● **Problem description**
Among the records, which lines include "disclosure"? List them.
+---+
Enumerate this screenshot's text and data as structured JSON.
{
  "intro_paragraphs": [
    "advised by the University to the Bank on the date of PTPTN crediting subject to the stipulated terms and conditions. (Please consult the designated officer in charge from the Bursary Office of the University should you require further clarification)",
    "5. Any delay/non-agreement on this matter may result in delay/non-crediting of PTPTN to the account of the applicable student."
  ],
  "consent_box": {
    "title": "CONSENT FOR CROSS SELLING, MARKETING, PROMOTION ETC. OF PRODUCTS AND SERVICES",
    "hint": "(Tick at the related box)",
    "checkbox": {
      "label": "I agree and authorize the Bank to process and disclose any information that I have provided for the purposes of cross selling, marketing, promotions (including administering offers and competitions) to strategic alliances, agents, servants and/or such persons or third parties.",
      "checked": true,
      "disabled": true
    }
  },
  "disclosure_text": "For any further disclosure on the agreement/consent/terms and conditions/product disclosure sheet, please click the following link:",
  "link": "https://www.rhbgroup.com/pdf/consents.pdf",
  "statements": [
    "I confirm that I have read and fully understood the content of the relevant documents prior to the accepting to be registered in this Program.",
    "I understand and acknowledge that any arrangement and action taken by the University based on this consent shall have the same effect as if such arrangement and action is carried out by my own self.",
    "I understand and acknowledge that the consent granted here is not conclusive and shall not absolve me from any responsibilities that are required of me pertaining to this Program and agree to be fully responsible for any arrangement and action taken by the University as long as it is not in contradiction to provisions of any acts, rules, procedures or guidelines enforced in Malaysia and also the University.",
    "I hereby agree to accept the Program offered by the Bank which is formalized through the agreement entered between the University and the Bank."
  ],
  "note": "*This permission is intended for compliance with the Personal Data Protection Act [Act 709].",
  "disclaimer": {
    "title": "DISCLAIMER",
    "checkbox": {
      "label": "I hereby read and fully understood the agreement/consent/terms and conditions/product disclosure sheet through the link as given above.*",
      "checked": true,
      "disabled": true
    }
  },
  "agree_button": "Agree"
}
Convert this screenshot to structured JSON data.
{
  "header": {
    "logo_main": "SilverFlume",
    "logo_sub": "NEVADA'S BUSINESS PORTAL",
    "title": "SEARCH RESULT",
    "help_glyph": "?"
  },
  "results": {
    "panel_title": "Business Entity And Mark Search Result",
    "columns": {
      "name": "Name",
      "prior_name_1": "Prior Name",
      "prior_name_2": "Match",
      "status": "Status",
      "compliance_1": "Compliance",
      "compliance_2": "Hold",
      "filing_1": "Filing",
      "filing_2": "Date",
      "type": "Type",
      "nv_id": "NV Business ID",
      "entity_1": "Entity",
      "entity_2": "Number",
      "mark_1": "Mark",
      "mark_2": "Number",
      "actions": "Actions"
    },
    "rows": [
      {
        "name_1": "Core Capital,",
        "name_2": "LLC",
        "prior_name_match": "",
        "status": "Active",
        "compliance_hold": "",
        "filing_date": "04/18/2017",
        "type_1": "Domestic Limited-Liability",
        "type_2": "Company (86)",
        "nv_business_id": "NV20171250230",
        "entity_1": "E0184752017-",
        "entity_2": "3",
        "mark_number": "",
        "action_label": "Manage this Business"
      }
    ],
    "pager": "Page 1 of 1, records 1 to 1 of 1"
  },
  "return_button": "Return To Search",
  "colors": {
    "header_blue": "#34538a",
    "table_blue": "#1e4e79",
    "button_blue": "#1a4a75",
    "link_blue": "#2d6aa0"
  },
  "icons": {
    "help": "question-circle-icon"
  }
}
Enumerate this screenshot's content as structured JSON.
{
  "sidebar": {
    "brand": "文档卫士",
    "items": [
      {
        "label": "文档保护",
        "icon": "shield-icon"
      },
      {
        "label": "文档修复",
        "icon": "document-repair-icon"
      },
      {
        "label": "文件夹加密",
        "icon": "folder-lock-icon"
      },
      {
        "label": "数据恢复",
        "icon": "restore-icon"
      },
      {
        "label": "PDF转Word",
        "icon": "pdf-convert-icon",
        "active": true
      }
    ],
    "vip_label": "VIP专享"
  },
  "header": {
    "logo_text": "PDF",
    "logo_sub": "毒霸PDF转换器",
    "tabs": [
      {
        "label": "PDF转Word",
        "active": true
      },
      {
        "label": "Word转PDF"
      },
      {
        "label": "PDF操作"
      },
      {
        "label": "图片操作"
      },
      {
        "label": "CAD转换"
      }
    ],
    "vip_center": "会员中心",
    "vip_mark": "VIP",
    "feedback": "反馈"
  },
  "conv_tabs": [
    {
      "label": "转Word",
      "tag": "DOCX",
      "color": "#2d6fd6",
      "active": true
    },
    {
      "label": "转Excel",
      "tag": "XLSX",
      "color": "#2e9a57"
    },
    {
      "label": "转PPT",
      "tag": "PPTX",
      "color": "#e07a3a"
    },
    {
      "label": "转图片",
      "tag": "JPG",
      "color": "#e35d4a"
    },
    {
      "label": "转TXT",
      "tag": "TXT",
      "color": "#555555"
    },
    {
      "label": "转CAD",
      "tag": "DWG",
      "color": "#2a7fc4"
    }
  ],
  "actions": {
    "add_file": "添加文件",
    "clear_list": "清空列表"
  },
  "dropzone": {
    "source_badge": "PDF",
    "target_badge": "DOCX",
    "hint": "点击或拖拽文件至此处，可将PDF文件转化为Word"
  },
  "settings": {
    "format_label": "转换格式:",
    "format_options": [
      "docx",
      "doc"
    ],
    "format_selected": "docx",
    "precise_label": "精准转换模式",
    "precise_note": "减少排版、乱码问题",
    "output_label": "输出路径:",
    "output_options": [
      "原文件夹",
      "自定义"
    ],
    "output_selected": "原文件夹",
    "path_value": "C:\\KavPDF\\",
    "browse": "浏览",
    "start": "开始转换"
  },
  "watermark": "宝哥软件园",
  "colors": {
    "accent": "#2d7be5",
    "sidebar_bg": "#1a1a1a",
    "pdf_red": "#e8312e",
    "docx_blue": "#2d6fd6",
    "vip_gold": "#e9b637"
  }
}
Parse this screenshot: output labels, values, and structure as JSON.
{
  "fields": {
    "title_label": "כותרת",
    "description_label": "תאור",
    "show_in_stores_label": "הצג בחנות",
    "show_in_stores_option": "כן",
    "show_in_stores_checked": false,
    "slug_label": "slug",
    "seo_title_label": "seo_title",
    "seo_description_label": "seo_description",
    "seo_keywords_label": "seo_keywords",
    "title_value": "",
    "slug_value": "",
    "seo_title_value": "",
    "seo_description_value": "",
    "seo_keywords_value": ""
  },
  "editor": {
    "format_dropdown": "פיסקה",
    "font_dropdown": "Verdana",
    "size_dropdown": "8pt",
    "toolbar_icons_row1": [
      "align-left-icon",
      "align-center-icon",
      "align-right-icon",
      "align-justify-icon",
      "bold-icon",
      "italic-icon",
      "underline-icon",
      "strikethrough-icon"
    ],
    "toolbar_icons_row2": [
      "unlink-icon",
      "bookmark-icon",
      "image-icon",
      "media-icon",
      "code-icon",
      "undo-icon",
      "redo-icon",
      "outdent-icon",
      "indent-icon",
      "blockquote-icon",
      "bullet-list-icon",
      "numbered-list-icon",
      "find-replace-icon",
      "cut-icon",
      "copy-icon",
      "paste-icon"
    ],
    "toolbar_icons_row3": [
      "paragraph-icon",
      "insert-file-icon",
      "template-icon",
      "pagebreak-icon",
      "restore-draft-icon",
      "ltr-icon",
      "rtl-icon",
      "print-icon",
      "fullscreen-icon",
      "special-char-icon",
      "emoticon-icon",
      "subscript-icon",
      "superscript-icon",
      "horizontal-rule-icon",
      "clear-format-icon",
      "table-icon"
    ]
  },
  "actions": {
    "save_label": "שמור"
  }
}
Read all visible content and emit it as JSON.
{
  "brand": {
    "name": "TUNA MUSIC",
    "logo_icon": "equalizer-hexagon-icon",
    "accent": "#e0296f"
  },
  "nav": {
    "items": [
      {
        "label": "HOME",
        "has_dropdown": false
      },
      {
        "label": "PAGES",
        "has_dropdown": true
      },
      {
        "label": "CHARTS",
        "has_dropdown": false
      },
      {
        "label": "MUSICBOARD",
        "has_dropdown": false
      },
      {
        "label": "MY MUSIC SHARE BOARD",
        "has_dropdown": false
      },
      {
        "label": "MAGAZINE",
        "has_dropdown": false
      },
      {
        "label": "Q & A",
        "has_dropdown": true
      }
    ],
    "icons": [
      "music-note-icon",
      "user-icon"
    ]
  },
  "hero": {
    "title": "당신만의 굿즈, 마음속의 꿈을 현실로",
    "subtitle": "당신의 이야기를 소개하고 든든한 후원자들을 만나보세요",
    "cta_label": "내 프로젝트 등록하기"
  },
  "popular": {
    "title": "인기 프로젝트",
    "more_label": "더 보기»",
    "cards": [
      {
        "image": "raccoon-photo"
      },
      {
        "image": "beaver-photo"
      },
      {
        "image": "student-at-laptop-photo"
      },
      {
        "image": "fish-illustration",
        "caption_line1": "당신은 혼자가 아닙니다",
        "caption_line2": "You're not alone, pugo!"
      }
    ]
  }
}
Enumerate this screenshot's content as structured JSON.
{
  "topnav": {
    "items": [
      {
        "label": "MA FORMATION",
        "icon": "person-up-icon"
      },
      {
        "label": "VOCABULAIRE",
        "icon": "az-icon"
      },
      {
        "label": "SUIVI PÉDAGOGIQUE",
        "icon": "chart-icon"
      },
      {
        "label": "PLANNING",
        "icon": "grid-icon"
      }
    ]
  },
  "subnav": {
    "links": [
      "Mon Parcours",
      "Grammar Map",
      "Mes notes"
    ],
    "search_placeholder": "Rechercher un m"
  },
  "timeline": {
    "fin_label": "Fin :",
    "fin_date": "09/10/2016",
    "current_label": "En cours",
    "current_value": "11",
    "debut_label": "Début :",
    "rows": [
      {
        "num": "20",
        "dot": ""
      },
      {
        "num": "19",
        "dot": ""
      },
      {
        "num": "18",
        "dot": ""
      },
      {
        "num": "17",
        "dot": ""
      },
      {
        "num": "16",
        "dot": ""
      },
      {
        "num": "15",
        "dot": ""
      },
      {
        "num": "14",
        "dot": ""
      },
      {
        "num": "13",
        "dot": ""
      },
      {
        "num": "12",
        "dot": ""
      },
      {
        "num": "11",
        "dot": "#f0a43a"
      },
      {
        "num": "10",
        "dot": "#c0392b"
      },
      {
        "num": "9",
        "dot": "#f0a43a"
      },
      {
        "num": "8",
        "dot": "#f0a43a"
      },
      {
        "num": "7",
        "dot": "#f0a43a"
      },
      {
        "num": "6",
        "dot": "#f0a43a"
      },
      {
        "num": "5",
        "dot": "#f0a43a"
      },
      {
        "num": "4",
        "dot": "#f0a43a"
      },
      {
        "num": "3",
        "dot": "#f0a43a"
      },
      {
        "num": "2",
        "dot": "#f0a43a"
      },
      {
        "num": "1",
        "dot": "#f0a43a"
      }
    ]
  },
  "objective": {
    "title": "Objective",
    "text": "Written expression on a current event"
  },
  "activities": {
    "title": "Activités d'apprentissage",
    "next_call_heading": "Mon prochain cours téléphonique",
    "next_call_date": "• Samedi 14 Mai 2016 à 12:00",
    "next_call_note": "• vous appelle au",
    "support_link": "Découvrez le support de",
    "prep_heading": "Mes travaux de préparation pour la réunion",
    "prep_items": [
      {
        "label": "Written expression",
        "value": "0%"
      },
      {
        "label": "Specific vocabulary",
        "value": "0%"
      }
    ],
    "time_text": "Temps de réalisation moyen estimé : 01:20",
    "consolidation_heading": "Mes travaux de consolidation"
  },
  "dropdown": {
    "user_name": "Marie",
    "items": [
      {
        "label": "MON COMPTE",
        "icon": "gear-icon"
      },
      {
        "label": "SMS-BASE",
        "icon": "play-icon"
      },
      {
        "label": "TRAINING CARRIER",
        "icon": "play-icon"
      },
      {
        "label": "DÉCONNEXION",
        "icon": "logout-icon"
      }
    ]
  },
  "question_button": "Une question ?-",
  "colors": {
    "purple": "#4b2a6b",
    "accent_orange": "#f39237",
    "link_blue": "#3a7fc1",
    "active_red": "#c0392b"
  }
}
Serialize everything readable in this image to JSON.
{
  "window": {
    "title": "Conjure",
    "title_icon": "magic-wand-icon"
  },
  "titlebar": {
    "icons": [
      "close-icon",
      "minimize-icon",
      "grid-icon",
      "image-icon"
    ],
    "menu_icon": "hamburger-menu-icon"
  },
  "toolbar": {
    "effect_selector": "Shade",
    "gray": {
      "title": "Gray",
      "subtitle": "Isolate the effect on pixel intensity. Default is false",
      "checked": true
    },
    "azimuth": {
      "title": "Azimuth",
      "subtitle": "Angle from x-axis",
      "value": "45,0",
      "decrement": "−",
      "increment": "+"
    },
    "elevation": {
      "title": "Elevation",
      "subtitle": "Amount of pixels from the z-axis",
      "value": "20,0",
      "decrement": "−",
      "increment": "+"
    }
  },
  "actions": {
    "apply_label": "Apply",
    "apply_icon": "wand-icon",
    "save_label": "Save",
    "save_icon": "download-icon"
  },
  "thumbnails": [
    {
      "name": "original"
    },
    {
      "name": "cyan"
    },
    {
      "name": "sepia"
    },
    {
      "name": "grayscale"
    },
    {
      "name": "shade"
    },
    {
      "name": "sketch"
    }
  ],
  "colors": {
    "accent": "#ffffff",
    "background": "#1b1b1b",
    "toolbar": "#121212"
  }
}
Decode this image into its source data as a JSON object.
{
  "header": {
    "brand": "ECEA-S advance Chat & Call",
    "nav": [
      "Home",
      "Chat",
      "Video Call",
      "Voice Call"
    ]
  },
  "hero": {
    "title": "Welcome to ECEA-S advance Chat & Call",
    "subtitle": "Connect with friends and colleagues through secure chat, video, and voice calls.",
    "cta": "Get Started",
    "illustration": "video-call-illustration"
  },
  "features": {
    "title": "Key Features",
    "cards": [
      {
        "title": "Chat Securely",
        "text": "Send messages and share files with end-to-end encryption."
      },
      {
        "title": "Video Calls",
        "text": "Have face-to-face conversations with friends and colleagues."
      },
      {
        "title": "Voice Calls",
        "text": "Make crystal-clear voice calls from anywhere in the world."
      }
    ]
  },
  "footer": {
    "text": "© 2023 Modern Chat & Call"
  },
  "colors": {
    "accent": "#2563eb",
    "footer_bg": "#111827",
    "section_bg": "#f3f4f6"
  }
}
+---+
● **Task solution**
  "disclosure_text": "For any further disclosure on the agreement/consent/terms and conditions/product disclosure sheet, please click the following link:",
      "label": "I hereby read and fully understood the agreement/consent/terms and conditions/product disclosure sheet through the link as given above.*",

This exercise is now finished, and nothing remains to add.